When Lomography teamed up with Threadless for a t-shirt design contest back in 2008, nearly 400 photography-related designs were submitted. This one by Sebastian Guadarrama Gomez, titled “Striped Bird”, was crowned as the winner. You can check out all the other submitted designs here — there’s a lot of awesome ones that we’d love to wear.
If you find ordinary camera bags too boring, then check out these custom-fit bags for DSLR cameras. Each “Pixbag” is made specifically for a certain DSLR model, ensuring a snug fit in addition to the one-of-a-kind design. It looks like the bag is only available to people living in Europe, but if that’s where you are, you can pick one up for about €50 over on DaWanda (the Etsy of Europe).

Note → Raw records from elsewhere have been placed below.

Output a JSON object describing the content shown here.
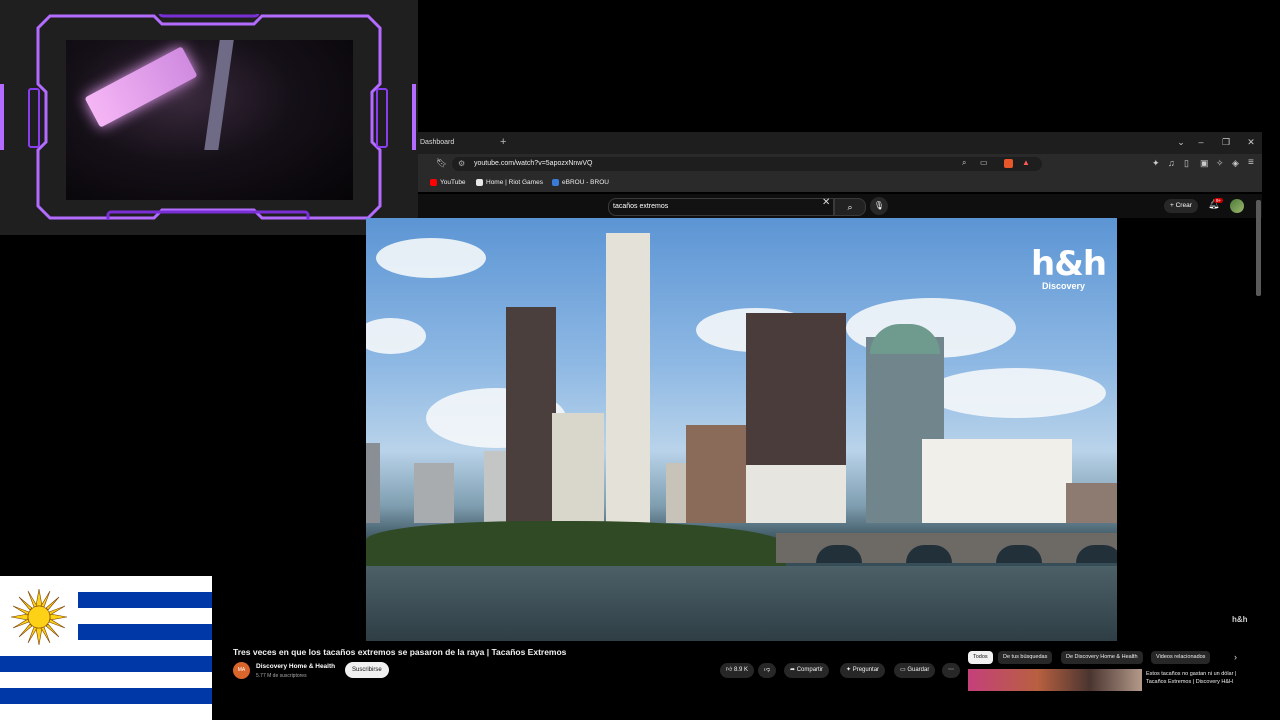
{
  "browser": {
    "tab_title": "Dashboard",
    "url": "youtube.com/watch?v=5apozxNnwVQ",
    "bookmarks": [
      {
        "label": "YouTube",
        "color": "#ff0000"
      },
      {
        "label": "Home | Riot Games",
        "color": "#e8e8e8"
      },
      {
        "label": "eBROU - BROU",
        "color": "#3a7bd5"
      }
    ]
  },
  "header": {
    "search_query": "tacaños extremos",
    "create_label": "Crear",
    "notifications_badge": "9+"
  },
  "video": {
    "logo_main": "h&h",
    "logo_sub": "Discovery",
    "watermark": "h&h",
    "title": "Tres veces en que los tacaños extremos se pasaron de la raya | Tacaños Extremos",
    "channel_initials": "MA",
    "channel_name": "Discovery Home & Health",
    "subscribers": "5.77 M de suscriptores",
    "subscribe_label": "Suscribirse",
    "likes": "8.9 K",
    "share_label": "Compartir",
    "ask_label": "Preguntar",
    "save_label": "Guardar"
  },
  "sidebar": {
    "chips": [
      "Todos",
      "De tus búsquedas",
      "De Discovery Home & Health",
      "Videos relacionados"
    ],
    "recommendation_title": "Estos tacaños no gastan ni un dólar | Tacaños Extremos | Discovery H&H"
  },
  "colors": {
    "flag_blue": "#0038a8",
    "sun": "#fcd116",
    "overlay_purple": "#8a3cf0"
  }
}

Logo designer Graham Smith has a neat project called “Brand Reversions” in which the logo styles of famous companies are swapped with their competitors. Canon and Nikon swap styles in the logos above, while Leica’s famous red dot takes on Panasonic’s Lumix brand name. Check out the rest on Smith’s website.
Known as the “dean of industrial design,” Walter Dorwin Teague believed that good artistic design fit both form and function into a single aesthetic package. During his career-long collaboration with Eastman Kodak Company, he designed several popular cameras, including the 1934 “Baby Brownie” (shown on the stamp). [#]
Besides designing cameras for Kodak for 30 years, Teague also worked for the likes of Boeing and Texaco, becoming one of the most prolific industrial designers in US history.
This animation was created by students of the Engineering 128: Advanced Engineering Design Graphics course at UC Berkeley during the Spring 2008 semester. The first part shows a Canon 10D DSLR exploding into its individual parts, and then those parts coming together again to slowly rebuild the camera, while the second part does the same for a Canon 24-85mm lens. Pretty dang impressive considering that it’s for an undergraduate course.
Bryce Bell of cardnetics created this business card design that features a built-in aperture mechanism. Pull the lever down and the aperture opens up. If you run a photography-related business, this could be a neat business card to pass out to your clients. Pre-assembled cards start at $6 each, while you can buy kits that you put together yourself for $2.50. If you want to try printing and laser cutting the card yourself, the design templates are available here.
Did you know that you can turn any wall magnetic by painting it with magnetic primer? Communications company M Booth did this with one of its walls, then sent out employees onto the streets of NYC with Fujifilm Instax cameras. The result is this impressive wall displaying 800 instant photos! Read more…